“Don’t worry Lieutenant; everything is going to be okay. You can be sure that Robot Commander will save us!”
Just when the dream was getting interesting, I was back in the real world.
“Really, Timmy, did you have to put the TV on full blast?” I chucked a green sofa pillow at him.
Timmy ducked then stuck his tongue out after it sailed over his head.
“Yeah, that’s real mature.” I stood up to turn the volume down.
“Hey, I like this show. Besides, you’ve been hogging the living room all day.”
Even though I love my little brother, he can be a serious pain some times. But when I looked up at the clock, I realized he was right. “Sorry, I was trying to meditate. I guess I fell asleep.”
“Why don’t you go to your tree place, then?”
“Um, duh,” I said. “I can’t go out because it’s raining?”
He stuck his tongue at me again and I pounced on him and tickled him so hard that tears ran down his cheeks. He tried to tickle me back and soon we were both laughing like crazy.
Aunt Sarah walked into the living room from the kitchen. Normally she’d start laughing when she saw us roughhousing and even join in, but she looked lost in thought.
Timmy jumped up and gave her a hug. “Hi Auntie Sarah! Have you heard from Mom and Dad? Are they almost home yet?”
She didn’t say anything. She just stood there, eyes watering. A look I would never forget. I felt a sinking in my stomach.
“What’s wrong, Aunt Sarah?” I asked.
She sighed, staring through us as if we weren’t right in front of her. “I have something to tell you. And I’m not really sure how to say it.”
The teacup in her hand started trembling so I jumped up to grab it before it spilled on the carpet. “What happened?”

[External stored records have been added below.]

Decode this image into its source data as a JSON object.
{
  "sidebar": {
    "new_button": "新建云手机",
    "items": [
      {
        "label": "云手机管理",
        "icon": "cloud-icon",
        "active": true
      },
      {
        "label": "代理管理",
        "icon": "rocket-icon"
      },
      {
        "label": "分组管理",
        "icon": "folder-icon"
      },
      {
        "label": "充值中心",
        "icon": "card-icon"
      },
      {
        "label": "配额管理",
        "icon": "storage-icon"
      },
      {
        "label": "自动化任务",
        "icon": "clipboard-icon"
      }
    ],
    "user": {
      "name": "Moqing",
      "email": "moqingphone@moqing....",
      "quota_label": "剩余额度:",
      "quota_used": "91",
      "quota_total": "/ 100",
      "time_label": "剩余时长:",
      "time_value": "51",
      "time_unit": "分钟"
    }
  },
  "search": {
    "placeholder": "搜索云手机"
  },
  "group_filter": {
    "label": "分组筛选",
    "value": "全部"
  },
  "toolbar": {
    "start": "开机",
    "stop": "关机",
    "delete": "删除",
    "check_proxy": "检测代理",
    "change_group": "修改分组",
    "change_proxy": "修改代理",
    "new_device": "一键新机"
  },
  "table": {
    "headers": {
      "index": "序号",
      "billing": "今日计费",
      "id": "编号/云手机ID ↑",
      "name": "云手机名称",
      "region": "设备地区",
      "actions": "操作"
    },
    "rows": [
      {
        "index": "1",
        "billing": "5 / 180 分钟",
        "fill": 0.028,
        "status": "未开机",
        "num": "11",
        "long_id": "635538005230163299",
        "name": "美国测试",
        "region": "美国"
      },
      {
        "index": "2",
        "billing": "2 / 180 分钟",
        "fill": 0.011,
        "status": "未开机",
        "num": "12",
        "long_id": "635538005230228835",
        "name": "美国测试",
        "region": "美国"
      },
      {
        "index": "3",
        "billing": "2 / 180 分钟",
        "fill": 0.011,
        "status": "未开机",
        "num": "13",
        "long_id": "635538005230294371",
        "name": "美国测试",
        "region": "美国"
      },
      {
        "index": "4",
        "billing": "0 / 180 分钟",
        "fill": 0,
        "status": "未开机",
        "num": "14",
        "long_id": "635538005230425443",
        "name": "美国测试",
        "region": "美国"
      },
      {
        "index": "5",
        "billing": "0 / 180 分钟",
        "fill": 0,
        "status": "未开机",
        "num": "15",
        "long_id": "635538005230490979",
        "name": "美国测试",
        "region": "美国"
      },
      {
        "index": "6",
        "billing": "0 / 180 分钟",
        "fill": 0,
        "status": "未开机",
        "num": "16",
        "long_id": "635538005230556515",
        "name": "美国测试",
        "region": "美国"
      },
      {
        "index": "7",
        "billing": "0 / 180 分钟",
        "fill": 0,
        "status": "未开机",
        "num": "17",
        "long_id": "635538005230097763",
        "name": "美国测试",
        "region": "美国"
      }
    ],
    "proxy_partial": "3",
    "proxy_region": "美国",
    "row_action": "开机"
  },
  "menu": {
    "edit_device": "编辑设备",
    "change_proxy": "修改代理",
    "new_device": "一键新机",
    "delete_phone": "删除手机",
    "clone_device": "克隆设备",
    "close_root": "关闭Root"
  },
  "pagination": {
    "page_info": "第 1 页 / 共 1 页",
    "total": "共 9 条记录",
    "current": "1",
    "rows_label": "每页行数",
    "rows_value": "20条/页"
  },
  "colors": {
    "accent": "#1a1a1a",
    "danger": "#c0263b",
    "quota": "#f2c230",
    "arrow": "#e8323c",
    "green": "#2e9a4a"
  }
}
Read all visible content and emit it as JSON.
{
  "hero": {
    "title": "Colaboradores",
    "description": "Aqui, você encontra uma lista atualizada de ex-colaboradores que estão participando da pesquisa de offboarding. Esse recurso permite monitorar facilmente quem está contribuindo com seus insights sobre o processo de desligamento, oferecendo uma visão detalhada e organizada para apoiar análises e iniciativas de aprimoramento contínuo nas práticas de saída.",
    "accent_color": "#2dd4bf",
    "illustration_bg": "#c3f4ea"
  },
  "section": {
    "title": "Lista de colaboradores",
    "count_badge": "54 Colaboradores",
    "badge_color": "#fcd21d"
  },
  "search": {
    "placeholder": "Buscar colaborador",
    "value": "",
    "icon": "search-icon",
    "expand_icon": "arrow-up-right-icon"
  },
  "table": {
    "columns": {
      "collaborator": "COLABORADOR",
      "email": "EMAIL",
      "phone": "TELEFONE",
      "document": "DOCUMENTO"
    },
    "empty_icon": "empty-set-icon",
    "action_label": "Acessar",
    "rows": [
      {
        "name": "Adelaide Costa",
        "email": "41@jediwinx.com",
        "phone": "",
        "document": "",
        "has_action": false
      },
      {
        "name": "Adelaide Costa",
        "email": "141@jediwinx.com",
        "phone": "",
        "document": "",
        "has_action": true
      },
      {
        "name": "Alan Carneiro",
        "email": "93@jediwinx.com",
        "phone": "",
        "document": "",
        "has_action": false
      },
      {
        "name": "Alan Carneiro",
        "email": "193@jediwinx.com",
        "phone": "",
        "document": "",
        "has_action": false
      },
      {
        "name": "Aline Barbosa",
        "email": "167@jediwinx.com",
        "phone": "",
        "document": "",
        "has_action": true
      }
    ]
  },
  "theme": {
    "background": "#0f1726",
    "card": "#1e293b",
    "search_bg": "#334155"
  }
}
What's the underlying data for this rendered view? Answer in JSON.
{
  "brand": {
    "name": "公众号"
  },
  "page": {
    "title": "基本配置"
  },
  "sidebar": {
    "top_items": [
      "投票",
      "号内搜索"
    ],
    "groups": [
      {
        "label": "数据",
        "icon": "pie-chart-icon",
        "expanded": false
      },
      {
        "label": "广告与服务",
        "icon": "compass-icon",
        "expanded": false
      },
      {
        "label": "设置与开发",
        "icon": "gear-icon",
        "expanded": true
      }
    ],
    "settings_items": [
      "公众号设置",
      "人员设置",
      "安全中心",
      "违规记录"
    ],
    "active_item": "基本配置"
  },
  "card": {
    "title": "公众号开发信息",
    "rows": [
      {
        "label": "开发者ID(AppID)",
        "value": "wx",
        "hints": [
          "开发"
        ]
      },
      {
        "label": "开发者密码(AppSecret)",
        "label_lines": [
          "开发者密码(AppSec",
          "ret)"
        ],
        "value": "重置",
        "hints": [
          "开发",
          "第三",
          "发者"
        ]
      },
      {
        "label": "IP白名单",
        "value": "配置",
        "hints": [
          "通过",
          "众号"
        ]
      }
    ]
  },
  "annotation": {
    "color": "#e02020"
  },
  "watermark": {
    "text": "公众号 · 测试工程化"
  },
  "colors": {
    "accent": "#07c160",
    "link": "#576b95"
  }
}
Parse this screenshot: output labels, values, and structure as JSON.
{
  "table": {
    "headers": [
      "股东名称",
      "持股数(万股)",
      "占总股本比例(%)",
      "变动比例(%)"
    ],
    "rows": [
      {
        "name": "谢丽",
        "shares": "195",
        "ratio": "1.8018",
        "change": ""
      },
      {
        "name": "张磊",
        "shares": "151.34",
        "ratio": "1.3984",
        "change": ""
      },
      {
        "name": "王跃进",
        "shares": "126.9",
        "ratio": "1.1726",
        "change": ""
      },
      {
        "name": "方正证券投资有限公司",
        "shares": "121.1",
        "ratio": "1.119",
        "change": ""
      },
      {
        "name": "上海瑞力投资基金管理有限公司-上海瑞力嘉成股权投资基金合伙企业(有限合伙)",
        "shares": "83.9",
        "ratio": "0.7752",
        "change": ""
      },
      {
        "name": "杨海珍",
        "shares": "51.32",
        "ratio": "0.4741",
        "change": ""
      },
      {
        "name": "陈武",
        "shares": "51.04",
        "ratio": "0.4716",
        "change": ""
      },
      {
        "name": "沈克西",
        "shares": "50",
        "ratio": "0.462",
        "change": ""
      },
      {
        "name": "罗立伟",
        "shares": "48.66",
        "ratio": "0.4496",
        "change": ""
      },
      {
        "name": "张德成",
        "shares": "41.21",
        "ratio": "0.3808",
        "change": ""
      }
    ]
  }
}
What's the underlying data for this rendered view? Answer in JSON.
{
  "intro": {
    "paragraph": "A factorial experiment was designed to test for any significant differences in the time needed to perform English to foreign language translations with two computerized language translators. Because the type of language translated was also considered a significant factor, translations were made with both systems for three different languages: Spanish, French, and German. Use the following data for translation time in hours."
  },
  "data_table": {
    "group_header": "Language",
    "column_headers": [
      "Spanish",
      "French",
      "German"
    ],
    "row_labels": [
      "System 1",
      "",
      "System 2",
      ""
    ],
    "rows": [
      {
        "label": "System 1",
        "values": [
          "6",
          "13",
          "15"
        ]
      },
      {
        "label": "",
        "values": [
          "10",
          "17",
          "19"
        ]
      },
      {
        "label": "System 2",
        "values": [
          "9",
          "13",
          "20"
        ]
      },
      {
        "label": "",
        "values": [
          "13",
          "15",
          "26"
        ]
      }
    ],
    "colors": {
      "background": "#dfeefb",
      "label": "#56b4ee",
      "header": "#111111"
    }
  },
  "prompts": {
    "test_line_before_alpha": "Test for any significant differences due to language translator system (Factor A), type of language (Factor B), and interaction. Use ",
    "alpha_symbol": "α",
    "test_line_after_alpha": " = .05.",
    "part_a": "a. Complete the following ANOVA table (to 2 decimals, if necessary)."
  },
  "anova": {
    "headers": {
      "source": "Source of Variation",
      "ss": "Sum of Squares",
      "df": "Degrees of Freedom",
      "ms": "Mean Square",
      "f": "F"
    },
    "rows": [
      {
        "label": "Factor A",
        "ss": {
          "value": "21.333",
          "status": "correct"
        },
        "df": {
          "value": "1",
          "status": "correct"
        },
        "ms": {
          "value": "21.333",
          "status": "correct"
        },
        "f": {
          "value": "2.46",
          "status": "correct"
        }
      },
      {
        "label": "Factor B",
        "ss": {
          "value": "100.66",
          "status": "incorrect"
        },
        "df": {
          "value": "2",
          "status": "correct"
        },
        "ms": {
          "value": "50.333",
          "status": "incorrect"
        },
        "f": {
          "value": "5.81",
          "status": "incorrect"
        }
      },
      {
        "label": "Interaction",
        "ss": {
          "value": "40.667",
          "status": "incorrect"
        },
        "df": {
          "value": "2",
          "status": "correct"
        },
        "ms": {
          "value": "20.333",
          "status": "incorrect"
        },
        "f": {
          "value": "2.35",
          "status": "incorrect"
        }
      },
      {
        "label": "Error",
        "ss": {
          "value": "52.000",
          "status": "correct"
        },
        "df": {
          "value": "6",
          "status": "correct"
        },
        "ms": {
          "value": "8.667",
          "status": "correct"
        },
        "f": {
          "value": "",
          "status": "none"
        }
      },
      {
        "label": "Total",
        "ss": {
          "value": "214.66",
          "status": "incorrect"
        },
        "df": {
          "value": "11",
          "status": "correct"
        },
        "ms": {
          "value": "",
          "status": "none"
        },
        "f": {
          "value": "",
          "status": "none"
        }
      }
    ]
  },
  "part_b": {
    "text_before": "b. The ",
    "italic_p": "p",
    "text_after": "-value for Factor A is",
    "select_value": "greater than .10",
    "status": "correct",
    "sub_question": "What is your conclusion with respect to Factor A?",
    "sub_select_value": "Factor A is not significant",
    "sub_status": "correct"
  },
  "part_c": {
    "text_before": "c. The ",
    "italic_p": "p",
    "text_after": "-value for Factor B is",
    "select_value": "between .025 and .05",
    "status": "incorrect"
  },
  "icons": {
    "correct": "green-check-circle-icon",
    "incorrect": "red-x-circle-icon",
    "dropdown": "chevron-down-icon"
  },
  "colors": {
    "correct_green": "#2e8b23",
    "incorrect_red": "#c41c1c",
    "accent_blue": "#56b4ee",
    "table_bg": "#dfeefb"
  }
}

“Your parents were almost back from their vacation. They were driving on Breakneck Road right at Storm King Mountain, just outside the city. From what the police could tell, the oil truck lost control and they both ran off the road. The blaze burned up the truck pretty badly and completely incinerated the car. There is no way that anybody could have survived. I’m sorry Karen… your parents are gone.”
* * *
Me: Wow. That’s quite an ending to the first chapter. Wakefield, what inspired you to write this?
Wakefield: The Sacred Stones series started as a study in legendary weapons: Excalibur, the Spear of Destiny, Ragnarok, and so on. I wanted to find a fun way to discuss different cultures, religions and styles of story telling in a way that children and young adults could relate to. The characters began to take shape when I realized my children enjoyed many of the same anime series that I do, in particular Bleach. I hope to continue this series with Turquoise Wind – focusing on Native American culture, followed by books on Carribean/African, Indian and European legends.
Me: I’ve been meaning to read this book for a quite a while, but since I’m knee deep in finishing up Soul Bound, I haven’t had a chance. This is definitely on the top of my TBR pile. I love books that are interesting and immersive, and still manage to teach me things about other cultures. I still remember reading House of a Thousand Lanterns by Victoria Holt when I was a teenager and falling in love with Chinese culture because of it.
Thanks for being here today, Wakefield!